WORK on Rainbow Tourism’s new Beitbridge hotel ended earlier than planned in 2008, due to seven artisans working on the civils phase of construction contracting cholera.
With under 18 months to the 2010 World Cup soccer tournament kick-off in South Africa, progress on the luxury 120-bedroom hotel by the Limpopo, planned to open in time to accommodate football fans, was halted, due to cholera hitting the workers, shortages of fuel at the border town and complications arising from dollarisation of Zimbabwe’s economy.
The life-threatening water-borne cholera epidemic hit the labour camp of Costain Zimbabwe, main contractors on the project. With seven workers already infected, the site was shut and remaining craftsmen sent home early for Christmas.
Civil works (building of service roads, pathways and installation of utilities) on the hotel, planned to sleep up to 300 guests, were due to be completed before the local building industry closed mid-December for a month, a traditional year-end holiday.
But this early preparatory phase of construction wasn’t completed by deadline date, as work was totally stopped.
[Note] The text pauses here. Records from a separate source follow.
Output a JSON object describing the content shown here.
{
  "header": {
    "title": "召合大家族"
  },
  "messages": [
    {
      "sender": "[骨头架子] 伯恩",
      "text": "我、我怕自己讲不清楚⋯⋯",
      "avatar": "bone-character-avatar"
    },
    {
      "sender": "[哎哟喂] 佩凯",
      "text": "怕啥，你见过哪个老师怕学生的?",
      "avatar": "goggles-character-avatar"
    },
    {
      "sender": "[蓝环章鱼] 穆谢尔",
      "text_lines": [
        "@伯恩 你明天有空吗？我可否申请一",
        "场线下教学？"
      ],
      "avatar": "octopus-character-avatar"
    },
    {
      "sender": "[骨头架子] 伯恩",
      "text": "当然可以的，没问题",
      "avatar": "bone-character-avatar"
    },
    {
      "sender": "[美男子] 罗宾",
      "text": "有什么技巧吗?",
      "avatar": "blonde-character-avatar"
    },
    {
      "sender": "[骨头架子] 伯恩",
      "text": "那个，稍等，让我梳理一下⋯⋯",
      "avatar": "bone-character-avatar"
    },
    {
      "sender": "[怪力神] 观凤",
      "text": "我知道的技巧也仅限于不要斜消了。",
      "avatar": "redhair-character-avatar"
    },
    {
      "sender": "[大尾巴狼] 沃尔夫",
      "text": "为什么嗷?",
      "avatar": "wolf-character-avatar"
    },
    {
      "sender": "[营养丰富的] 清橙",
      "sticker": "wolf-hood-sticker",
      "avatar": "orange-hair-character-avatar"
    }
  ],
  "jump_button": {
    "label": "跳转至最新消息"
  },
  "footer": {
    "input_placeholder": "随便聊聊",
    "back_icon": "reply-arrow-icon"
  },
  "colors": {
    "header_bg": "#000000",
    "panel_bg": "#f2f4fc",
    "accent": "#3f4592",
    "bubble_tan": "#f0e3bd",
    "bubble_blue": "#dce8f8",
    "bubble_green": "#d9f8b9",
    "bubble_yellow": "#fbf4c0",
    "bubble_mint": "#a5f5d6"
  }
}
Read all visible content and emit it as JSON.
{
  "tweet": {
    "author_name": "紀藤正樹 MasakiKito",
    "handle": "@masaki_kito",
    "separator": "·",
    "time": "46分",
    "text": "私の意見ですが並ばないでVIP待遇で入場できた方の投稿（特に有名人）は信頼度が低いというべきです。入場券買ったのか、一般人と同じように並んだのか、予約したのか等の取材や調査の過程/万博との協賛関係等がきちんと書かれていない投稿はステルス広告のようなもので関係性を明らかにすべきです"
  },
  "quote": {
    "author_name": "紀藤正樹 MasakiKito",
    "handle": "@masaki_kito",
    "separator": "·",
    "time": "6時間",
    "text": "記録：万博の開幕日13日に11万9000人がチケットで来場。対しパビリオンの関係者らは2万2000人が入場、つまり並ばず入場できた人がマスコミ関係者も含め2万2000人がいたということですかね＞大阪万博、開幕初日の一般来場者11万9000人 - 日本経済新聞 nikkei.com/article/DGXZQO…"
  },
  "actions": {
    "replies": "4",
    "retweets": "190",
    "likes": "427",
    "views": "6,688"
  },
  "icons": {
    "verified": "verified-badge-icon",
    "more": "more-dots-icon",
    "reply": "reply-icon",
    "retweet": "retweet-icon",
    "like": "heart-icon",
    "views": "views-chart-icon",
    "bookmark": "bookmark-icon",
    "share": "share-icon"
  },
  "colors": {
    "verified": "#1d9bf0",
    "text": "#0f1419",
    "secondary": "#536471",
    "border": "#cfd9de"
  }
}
South African World Cup officials asked Zimbabwe to supply 2 000 hotel rooms to cater for a projected overspill and accommodation shortage in South Africa during, immediately before and after the premier football event.
A spokesman for the builders said, following the “informal dollarisation” of Zimbabwe’s economy, suppliers were demanding payment for inputs either in local cash: almost impossible to adequately source, or in scarce United States dollars.
“The economy has virtually dollarised and very little can be bought in Zimbabwe dollars, particularly if it is not cash. This is a fundamental issue to be resolved and agreed upon for the project to successfully proceed,” said Costain’s spokesman.
Meanwhile in Harare, RTG operations chief, Lewis Chasakara, said early closing of the site was disappointing but the hotel group was confident of getting the project back on schedule. He said RTG fully intended to open in good time to benefit from World Cup spill-over demand for rooms.
When complete, the new hotel is expected to cost the equivalent of US$12 million.Â NSSA’s pension fund will finance and own the structure.
BY DUSTY MILLER